▸ YOUR GOAL:
Return each entry exactly, so that nothing in the data differs from the original.

◆ ◆ ◆ ◆ ◆ ◆ ◆

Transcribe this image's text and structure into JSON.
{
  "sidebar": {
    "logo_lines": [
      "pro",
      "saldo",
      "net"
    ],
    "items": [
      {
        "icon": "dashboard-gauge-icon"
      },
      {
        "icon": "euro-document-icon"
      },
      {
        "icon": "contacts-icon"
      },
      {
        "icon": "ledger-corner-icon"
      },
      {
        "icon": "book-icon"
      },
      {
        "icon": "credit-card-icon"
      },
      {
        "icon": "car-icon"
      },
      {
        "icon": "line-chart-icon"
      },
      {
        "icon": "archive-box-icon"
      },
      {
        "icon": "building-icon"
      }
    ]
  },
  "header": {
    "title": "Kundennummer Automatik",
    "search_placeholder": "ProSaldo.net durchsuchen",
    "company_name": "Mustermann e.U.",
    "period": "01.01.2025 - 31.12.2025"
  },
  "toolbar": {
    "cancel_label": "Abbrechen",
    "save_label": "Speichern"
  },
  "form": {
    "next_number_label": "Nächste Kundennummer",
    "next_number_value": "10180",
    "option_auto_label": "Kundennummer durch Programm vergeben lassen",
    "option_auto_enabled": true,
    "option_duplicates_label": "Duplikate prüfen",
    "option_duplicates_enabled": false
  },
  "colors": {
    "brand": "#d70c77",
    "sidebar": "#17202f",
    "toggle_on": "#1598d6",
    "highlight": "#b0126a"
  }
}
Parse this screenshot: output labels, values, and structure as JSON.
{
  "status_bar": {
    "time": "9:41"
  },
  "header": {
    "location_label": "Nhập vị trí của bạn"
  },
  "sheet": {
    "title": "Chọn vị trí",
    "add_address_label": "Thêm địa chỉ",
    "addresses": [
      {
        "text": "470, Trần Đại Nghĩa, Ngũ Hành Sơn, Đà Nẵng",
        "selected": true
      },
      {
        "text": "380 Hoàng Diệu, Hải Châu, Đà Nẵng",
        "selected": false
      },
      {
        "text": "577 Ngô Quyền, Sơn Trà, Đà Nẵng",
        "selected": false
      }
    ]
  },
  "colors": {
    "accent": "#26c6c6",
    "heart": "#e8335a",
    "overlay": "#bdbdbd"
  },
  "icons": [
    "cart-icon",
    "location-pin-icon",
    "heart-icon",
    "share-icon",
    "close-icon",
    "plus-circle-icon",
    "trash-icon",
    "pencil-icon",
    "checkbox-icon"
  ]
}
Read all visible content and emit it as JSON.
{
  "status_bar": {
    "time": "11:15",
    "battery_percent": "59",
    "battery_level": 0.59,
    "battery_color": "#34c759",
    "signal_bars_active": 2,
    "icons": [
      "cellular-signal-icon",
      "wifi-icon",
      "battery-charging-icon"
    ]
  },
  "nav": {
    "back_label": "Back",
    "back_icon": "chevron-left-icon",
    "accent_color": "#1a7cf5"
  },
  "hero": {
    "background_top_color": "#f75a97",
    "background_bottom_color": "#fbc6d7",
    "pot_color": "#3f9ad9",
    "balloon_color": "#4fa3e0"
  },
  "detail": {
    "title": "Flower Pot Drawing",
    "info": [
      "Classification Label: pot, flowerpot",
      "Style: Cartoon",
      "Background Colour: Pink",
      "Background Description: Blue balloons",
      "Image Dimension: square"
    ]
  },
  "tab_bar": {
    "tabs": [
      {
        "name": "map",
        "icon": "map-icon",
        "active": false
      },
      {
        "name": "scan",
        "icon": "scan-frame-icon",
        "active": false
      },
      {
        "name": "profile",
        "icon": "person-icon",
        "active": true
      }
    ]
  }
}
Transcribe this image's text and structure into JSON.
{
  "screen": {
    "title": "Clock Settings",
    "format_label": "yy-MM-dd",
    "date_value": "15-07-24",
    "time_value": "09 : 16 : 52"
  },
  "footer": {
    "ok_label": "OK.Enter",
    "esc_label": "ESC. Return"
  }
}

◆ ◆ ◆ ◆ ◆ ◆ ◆

▸ OUTPUT FOR THIS TASK:
Transcribe this image's text and structure into JSON.
{
  "sidebar": {
    "logo_lines": [
      "pro",
      "saldo",
      "net"
    ],
    "items": [
      {
        "icon": "dashboard-gauge-icon"
      },
      {
        "icon": "euro-document-icon"
      },
      {
        "icon": "contacts-icon"
      },
      {
        "icon": "ledger-corner-icon"
      },
      {
        "icon": "book-icon"
      },
      {
        "icon": "credit-card-icon"
      },
      {
        "icon": "car-icon"
      },
      {
        "icon": "line-chart-icon"
      },
      {
        "icon": "archive-box-icon"
      },
      {
        "icon": "building-icon"
      }
    ]
  },
  "header": {
    "title": "Kundennummer Automatik",
    "search_placeholder": "ProSaldo.net durchsuchen",
    "company_name": "Mustermann e.U.",
    "period": "01.01.2025 - 31.12.2025"
  },
  "toolbar": {
    "cancel_label": "Abbrechen",
    "save_label": "Speichern"
  },
  "form": {
    "next_number_label": "Nächste Kundennummer",
    "next_number_value": "10180",
    "option_auto_label": "Kundennummer durch Programm vergeben lassen",
    "option_auto_enabled": true,
    "option_duplicates_label": "Duplikate prüfen",
    "option_duplicates_enabled": false
  },
  "colors": {
    "brand": "#d70c77",
    "sidebar": "#17202f",
    "toggle_on": "#1598d6",
    "highlight": "#b0126a"
  }
}
Parse this screenshot: output labels, values, and structure as JSON.
{
  "status_bar": {
    "time": "9:41"
  },
  "header": {
    "location_label": "Nhập vị trí của bạn"
  },
  "sheet": {
    "title": "Chọn vị trí",
    "add_address_label": "Thêm địa chỉ",
    "addresses": [
      {
        "text": "470, Trần Đại Nghĩa, Ngũ Hành Sơn, Đà Nẵng",
        "selected": true
      },
      {
        "text": "380 Hoàng Diệu, Hải Châu, Đà Nẵng",
        "selected": false
      },
      {
        "text": "577 Ngô Quyền, Sơn Trà, Đà Nẵng",
        "selected": false
      }
    ]
  },
  "colors": {
    "accent": "#26c6c6",
    "heart": "#e8335a",
    "overlay": "#bdbdbd"
  },
  "icons": [
    "cart-icon",
    "location-pin-icon",
    "heart-icon",
    "share-icon",
    "close-icon",
    "plus-circle-icon",
    "trash-icon",
    "pencil-icon",
    "checkbox-icon"
  ]
}
Read all visible content and emit it as JSON.
{
  "status_bar": {
    "time": "11:15",
    "battery_percent": "59",
    "battery_level": 0.59,
    "battery_color": "#34c759",
    "signal_bars_active": 2,
    "icons": [
      "cellular-signal-icon",
      "wifi-icon",
      "battery-charging-icon"
    ]
  },
  "nav": {
    "back_label": "Back",
    "back_icon": "chevron-left-icon",
    "accent_color": "#1a7cf5"
  },
  "hero": {
    "background_top_color": "#f75a97",
    "background_bottom_color": "#fbc6d7",
    "pot_color": "#3f9ad9",
    "balloon_color": "#4fa3e0"
  },
  "detail": {
    "title": "Flower Pot Drawing",
    "info": [
      "Classification Label: pot, flowerpot",
      "Style: Cartoon",
      "Background Colour: Pink",
      "Background Description: Blue balloons",
      "Image Dimension: square"
    ]
  },
  "tab_bar": {
    "tabs": [
      {
        "name": "map",
        "icon": "map-icon",
        "active": false
      },
      {
        "name": "scan",
        "icon": "scan-frame-icon",
        "active": false
      },
      {
        "name": "profile",
        "icon": "person-icon",
        "active": true
      }
    ]
  }
}
Transcribe this image's text and structure into JSON.
{
  "screen": {
    "title": "Clock Settings",
    "format_label": "yy-MM-dd",
    "date_value": "15-07-24",
    "time_value": "09 : 16 : 52"
  },
  "footer": {
    "ok_label": "OK.Enter",
    "esc_label": "ESC. Return"
  }
}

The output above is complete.